SIERRA VISTA — Buy local.
That’s the message city officials are broadcasting now that many COVID-19 restrictions have been lifted across the state and the mom and pop shops around Sierra Vista have placed the “open” signs back in their windows.
The city has just launched its first in-house campaign aimed at getting consumers to buy from their local merchants. A full-page ad in the Herald/Review newspaper and a video on the city’s Facebook page — https://www.facebook.com/CityofSierraVistaAZ — were rolled out recently to both entice and educate consumers about keeping their dollars in the local economy.
“Buy local means your dollars stay here to support Sierra Vista families,” the full-page ad says.
And the campaign’s slogan is a simple one: #BuySierraVista.
Economic Development Director Tony Boone said about one third of the city’s businesses are locally-owned. He said for every dollar spent at a local shop, three dollars goes back into the local economy. In other words, all the money stays here in the city, Boone said.
Only a portion of the money spent in a large chain store stays in the community, and profits are usually sent back to the stores’ corporate headquarters, Boone said.
For the last year, Boone and Sierra Vista Marketing and Communications Director Judy Hector have been trying to figure out how to create a campaign that would both encourage and inform people about the importance of buying goods from their local businesses.
The city wanted to partner with the Sierra Vista Area Chamber, but at the time, the organization was in the midst of a leadership change, and the partnership was declined, city officials said.
For the first time ever, the city would go it alone. Hector said such a project would normally have been handled by an outside entity.
“We regrouped and Judy and I came back and said, ‘What can we as a city do?’” Boone said.

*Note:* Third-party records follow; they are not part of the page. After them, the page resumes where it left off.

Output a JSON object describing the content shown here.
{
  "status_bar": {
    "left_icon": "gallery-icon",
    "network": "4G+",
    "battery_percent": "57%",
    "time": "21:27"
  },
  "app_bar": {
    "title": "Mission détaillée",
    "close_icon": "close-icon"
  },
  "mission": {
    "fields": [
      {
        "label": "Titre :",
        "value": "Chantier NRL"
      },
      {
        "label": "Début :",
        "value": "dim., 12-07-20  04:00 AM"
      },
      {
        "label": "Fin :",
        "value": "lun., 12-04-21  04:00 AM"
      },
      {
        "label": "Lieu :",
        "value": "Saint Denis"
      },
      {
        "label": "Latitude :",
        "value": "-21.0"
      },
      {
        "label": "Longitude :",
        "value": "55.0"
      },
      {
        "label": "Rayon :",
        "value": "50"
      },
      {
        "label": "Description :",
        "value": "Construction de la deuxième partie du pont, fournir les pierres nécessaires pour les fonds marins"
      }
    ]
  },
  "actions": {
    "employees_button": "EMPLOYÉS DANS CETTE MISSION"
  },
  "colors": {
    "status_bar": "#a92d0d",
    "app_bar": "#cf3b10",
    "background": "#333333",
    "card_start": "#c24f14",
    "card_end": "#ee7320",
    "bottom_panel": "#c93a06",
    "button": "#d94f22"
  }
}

Boone and Hector said they realized that they had to encourage and educate the public on why buying local is important. The full-page ad and the video are the first components of the campaign. Two more videos are planned, Hector said.
One of the key messages to consumers is that while buying online is convenient, it does not help local shops stay in business.

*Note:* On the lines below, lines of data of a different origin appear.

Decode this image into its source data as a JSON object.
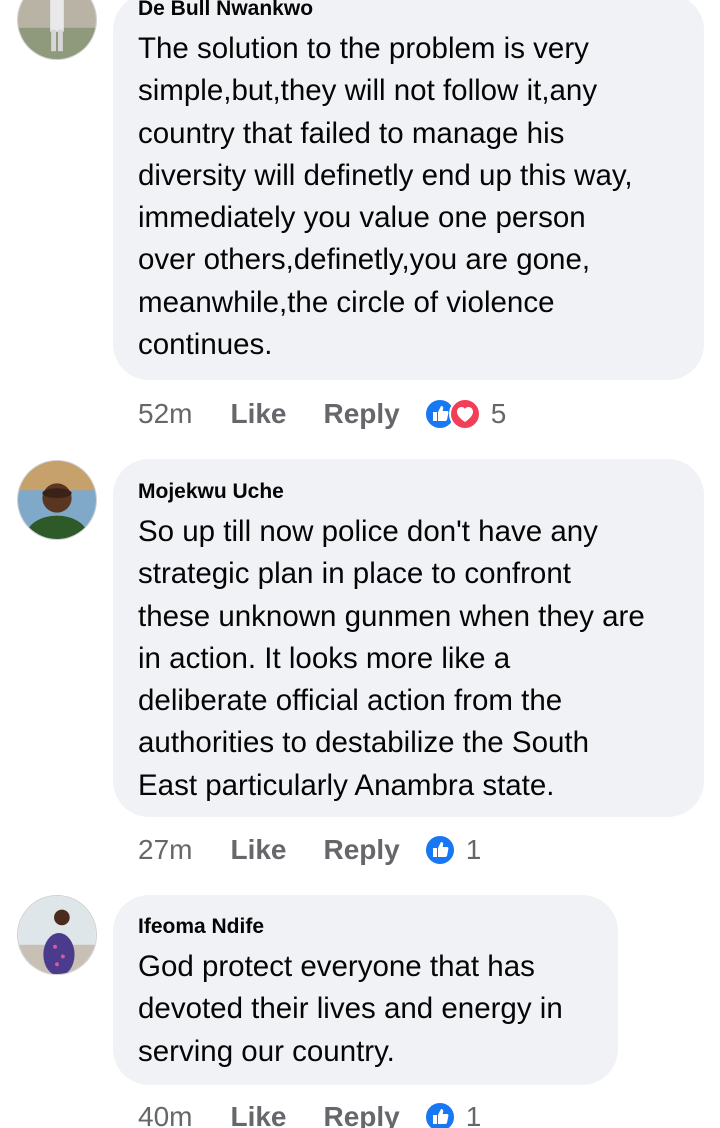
{
  "comments": [
    {
      "author": "De Bull Nwankwo",
      "text": "The solution to the problem is very\nsimple,but,they will not follow it,any\ncountry that failed to manage his\ndiversity will definetly end up this way,\nimmediately you value one person\nover others,definetly,you are gone,\nmeanwhile,the circle of violence\ncontinues.",
      "time": "52m",
      "like_label": "Like",
      "reply_label": "Reply",
      "reactions": [
        "like-icon",
        "love-icon"
      ],
      "reaction_count": "5"
    },
    {
      "author": "Mojekwu Uche",
      "text": "So up till now police don't have any\nstrategic plan in place to confront\nthese unknown gunmen when they are\nin action. It looks more like a\ndeliberate official action from the\nauthorities to destabilize the South\nEast particularly Anambra state.",
      "time": "27m",
      "like_label": "Like",
      "reply_label": "Reply",
      "reactions": [
        "like-icon"
      ],
      "reaction_count": "1"
    },
    {
      "author": "Ifeoma Ndife",
      "text": "God protect everyone that has\ndevoted their lives and energy in\nserving our country.",
      "time": "40m",
      "like_label": "Like",
      "reply_label": "Reply",
      "reactions": [
        "like-icon"
      ],
      "reaction_count": "1"
    }
  ],
  "colors": {
    "bubble": "#f0f2f5",
    "meta_text": "#65676b",
    "like_blue": "#1877f2",
    "love_red": "#f33e58"
  }
}
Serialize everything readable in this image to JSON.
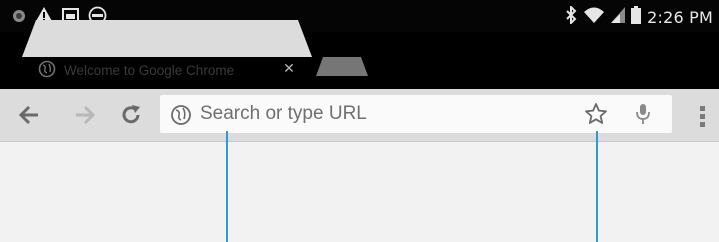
{
  "status_bar": {
    "time": "2:26 PM",
    "left_icons": [
      "app-notification-icon",
      "warning-icon",
      "screenshot-icon",
      "dell-logo-icon"
    ],
    "right_icons": [
      "bluetooth-icon",
      "wifi-icon",
      "cellular-signal-icon",
      "battery-icon"
    ]
  },
  "tabs": [
    {
      "title": "Welcome to Google Chrome",
      "icon": "globe-icon",
      "active": true
    }
  ],
  "toolbar": {
    "icons": [
      "back-arrow-icon",
      "forward-arrow-icon",
      "reload-icon",
      "star-icon",
      "microphone-icon",
      "overflow-menu-icon"
    ]
  },
  "omnibox": {
    "placeholder": "Search or type URL",
    "value": ""
  },
  "colors": {
    "status_bar_bg": "#050505",
    "tab_strip_bg": "#000000",
    "toolbar_bg": "#dcdcdc",
    "omnibox_bg": "#fafafa",
    "callout_line": "#2a9bd6"
  }
}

When the coronavirus gripped the nation, most small businesses around the country — Sierra Vista was no exception — were forced to close, while many big box stores, such as Walmart and Target, and nationally-owned supermarkets remained open.

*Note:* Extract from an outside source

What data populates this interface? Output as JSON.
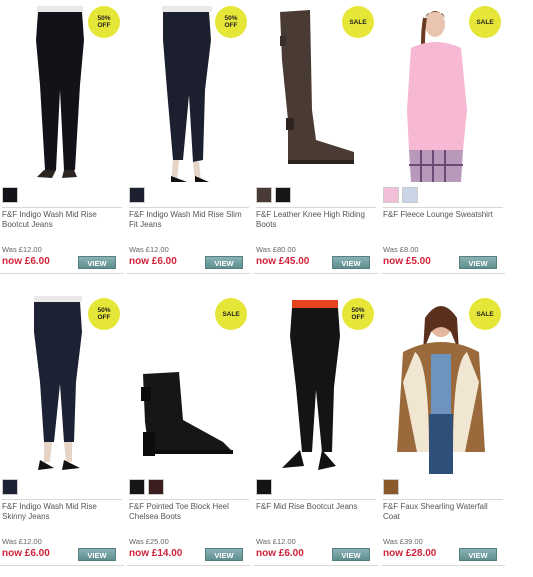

As a result, people began shopping online for the items they could not find. While shopping online is easy, it doesn’t sustain workers employed in small businesses, according to an article written by the city’s marketing team.
“It (shopping online) might be convenient, but our community loses with every mouse click,” the article states. “The loss isn’t about tax revenue. It’s about jobs, teams and events, local character and a vital economy.”
Hector echoed that, saying local shops have a lot to offer.
“You don’t have to buy everything online,” she said. “You can shop at your local stores, your local stores have a great variety.”
She added that local business owners also make up part of the city’s fabric.
“Small business owners are literally invested in Sierra Vista,” she said. “They live here, they’re going to stay here and they love the community.”
Stephanie Mendez, manager of Livia’s Coffee on East Wilcox Drive, applauded the city’s buy local campaign, calling it, “cool.”
Livia’s has been in business for the last decade, Mendez said.
“A lot of people don’t shop local and it hurts a community,” Mendez said.
Meanwhile, Melany Edwards-Barton, the Sierra Vista Area Chamber’s executive director since December 2019, said Thursday that she was unaware the organization had declined the partnership with the city.
In a phone interview, Edwards-Barton said she would contact Boone and Hector and see what the chamber could do to assist in the campaign. She also said the chamber is working with Local First ARIZONA on a series of webinars designed to help small local businesses in the area “get back on their feet” after being shut down for several weeks by the coronavirus pandemic.
The links to the webinars will be published on the Chamber’s website probably by June, Edwards-Barton said.